■ PROBLEM DESCRIPTION: Using "name" as the search string, find the matching lines below and copy them.

■ Data items:
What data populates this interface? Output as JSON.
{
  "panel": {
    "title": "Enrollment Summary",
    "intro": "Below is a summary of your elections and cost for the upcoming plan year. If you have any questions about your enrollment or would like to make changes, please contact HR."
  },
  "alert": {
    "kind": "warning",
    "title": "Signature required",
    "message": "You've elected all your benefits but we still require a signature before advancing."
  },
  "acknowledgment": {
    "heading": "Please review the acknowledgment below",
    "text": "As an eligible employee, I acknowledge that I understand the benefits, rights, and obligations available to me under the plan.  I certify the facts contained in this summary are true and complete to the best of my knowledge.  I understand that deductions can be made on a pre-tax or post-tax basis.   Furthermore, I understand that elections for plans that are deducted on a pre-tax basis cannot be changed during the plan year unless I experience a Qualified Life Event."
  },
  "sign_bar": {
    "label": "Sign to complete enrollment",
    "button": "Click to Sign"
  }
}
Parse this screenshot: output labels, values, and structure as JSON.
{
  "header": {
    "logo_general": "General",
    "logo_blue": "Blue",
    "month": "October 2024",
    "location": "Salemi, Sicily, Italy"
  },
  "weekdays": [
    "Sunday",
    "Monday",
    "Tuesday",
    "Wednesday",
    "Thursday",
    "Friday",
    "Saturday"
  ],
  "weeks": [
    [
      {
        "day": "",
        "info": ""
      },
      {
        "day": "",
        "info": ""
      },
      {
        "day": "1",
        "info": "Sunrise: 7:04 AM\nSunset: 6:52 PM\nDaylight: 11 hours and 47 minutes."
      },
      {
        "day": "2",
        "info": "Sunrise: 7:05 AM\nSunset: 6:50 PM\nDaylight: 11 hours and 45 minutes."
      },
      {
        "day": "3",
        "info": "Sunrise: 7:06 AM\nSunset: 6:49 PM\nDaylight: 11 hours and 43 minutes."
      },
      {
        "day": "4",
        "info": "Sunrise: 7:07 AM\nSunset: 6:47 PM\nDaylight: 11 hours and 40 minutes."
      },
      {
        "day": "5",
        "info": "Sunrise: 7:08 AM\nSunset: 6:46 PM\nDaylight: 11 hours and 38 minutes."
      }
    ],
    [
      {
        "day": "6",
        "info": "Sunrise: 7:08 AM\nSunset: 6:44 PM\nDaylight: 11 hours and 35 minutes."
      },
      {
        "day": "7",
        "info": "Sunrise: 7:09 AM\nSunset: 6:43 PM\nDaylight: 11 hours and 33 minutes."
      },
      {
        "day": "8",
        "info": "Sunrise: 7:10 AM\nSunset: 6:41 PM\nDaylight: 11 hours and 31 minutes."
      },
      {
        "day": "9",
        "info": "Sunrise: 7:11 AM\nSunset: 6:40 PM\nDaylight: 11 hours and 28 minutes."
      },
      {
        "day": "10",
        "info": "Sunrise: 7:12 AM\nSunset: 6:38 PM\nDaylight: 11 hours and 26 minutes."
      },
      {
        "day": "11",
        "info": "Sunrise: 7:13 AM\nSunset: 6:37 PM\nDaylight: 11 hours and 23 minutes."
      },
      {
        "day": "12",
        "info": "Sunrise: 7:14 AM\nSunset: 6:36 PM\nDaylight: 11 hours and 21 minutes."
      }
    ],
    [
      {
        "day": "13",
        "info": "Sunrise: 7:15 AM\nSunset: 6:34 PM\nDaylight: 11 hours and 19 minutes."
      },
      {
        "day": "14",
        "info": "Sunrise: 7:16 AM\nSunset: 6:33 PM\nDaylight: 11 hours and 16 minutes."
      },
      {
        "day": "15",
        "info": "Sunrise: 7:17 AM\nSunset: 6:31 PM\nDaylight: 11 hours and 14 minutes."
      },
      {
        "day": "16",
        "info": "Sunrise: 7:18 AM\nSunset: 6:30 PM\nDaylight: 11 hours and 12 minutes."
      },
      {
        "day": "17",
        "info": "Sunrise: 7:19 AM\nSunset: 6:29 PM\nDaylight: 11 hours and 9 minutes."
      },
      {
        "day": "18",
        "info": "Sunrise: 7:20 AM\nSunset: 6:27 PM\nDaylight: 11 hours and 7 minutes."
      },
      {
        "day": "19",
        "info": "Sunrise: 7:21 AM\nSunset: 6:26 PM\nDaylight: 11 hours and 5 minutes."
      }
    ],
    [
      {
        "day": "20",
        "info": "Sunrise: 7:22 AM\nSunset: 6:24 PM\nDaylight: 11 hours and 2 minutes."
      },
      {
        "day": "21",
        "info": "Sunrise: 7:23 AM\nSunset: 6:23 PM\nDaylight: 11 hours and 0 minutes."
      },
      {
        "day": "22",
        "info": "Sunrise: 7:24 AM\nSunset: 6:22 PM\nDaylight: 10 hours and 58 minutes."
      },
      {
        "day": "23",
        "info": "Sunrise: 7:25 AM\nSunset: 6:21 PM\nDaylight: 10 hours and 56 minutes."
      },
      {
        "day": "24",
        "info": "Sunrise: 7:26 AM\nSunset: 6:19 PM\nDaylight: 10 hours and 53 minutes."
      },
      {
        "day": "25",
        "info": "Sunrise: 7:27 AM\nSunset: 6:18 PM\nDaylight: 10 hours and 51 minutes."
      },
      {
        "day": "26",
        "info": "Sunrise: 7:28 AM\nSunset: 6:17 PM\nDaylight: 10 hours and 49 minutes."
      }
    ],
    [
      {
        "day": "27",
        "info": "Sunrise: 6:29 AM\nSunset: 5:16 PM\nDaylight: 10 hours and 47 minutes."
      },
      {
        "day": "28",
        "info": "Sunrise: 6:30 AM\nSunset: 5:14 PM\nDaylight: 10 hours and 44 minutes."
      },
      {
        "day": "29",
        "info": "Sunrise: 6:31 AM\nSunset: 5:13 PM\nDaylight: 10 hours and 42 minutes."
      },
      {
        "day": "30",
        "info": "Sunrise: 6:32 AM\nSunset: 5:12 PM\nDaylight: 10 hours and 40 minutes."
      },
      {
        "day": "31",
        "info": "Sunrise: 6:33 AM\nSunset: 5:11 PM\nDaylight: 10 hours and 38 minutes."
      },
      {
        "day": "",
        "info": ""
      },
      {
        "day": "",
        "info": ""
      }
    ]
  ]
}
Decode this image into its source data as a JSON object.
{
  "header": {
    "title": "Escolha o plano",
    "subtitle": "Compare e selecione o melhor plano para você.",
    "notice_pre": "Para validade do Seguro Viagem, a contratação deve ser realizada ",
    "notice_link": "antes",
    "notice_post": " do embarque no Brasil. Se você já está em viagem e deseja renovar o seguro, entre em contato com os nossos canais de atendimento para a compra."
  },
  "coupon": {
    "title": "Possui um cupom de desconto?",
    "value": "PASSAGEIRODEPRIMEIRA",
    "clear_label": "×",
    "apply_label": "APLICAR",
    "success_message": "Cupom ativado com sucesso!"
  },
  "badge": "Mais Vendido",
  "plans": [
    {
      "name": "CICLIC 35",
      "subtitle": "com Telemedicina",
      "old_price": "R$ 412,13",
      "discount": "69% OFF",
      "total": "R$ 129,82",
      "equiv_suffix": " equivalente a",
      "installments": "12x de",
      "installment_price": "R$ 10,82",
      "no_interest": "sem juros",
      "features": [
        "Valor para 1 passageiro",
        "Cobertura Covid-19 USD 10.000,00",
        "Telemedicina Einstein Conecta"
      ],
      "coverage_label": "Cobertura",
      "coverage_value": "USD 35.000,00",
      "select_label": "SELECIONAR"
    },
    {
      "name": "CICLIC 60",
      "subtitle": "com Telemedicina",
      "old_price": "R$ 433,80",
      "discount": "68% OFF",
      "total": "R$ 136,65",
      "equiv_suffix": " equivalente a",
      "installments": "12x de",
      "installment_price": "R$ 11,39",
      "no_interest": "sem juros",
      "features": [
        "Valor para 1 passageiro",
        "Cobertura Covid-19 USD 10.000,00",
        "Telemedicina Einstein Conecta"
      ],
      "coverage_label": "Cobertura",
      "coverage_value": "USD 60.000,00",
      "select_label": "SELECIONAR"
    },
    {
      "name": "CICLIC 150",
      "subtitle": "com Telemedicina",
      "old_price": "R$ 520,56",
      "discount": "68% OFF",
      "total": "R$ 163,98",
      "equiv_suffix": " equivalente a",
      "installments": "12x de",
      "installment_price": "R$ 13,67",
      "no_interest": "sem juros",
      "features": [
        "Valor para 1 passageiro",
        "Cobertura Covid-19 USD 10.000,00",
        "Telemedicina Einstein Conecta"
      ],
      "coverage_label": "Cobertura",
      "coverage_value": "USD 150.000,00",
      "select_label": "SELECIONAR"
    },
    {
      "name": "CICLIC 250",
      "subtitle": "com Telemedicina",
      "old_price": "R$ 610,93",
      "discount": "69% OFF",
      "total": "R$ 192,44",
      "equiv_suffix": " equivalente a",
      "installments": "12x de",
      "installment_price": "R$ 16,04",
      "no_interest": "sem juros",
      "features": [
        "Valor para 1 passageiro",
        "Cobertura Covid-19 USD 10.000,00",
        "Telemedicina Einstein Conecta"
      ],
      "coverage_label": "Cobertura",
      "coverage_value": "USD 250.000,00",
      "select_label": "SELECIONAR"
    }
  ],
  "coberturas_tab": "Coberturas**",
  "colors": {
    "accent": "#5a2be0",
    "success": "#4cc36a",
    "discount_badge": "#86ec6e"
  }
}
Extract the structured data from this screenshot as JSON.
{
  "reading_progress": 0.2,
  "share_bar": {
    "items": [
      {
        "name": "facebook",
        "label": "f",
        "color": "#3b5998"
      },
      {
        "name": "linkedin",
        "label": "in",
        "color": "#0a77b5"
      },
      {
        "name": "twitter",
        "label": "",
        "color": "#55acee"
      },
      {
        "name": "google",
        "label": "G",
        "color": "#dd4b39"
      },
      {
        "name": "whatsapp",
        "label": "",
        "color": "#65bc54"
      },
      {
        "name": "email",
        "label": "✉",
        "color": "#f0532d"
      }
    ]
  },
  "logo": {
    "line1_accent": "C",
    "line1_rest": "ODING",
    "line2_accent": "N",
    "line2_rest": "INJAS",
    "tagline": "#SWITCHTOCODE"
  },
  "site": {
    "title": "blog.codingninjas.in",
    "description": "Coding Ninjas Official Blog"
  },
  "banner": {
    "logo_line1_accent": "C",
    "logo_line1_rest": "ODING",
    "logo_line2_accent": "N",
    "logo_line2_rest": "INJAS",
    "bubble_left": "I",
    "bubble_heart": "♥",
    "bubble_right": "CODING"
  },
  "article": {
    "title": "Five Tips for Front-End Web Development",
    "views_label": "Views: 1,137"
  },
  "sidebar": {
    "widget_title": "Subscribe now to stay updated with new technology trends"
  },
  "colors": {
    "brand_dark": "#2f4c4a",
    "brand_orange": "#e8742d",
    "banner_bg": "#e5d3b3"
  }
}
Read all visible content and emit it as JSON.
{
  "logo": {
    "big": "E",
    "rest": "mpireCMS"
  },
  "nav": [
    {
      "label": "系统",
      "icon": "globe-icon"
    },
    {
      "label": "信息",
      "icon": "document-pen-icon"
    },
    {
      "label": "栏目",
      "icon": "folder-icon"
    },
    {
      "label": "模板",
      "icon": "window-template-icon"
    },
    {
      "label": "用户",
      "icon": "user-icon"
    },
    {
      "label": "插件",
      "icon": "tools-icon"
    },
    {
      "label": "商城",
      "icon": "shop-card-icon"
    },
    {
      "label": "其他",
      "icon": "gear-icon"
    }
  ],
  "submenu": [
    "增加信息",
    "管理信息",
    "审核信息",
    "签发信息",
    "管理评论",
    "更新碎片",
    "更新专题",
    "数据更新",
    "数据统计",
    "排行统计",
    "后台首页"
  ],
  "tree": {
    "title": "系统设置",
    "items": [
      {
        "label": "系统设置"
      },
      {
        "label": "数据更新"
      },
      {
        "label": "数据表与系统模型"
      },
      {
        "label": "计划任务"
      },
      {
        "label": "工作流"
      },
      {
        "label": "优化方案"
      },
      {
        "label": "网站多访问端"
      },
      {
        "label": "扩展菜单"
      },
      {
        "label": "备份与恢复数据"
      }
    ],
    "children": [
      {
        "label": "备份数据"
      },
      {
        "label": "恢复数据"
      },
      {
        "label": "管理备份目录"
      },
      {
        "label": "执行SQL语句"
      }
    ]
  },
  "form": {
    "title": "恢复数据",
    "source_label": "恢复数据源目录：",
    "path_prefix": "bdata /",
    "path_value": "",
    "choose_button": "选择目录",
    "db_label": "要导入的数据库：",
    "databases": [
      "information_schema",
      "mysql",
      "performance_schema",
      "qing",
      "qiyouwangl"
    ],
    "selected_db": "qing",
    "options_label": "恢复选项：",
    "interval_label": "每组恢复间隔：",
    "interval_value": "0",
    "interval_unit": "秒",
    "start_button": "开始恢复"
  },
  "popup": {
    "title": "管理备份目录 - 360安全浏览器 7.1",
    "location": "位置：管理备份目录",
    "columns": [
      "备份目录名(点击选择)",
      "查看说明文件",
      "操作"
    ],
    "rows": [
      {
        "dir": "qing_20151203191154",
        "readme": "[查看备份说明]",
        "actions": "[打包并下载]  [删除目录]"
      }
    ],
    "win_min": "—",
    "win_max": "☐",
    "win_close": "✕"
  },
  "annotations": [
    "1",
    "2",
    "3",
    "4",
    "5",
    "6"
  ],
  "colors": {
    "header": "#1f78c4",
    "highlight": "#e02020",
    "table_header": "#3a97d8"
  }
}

■ WRITTEN ANSWER:
      "name": "CICLIC 35",
      "name": "CICLIC 60",
      "name": "CICLIC 150",
      "name": "CICLIC 250",
        "name": "facebook",
        "name": "linkedin",
        "name": "twitter",
        "name": "google",
        "name": "whatsapp",
        "name": "email",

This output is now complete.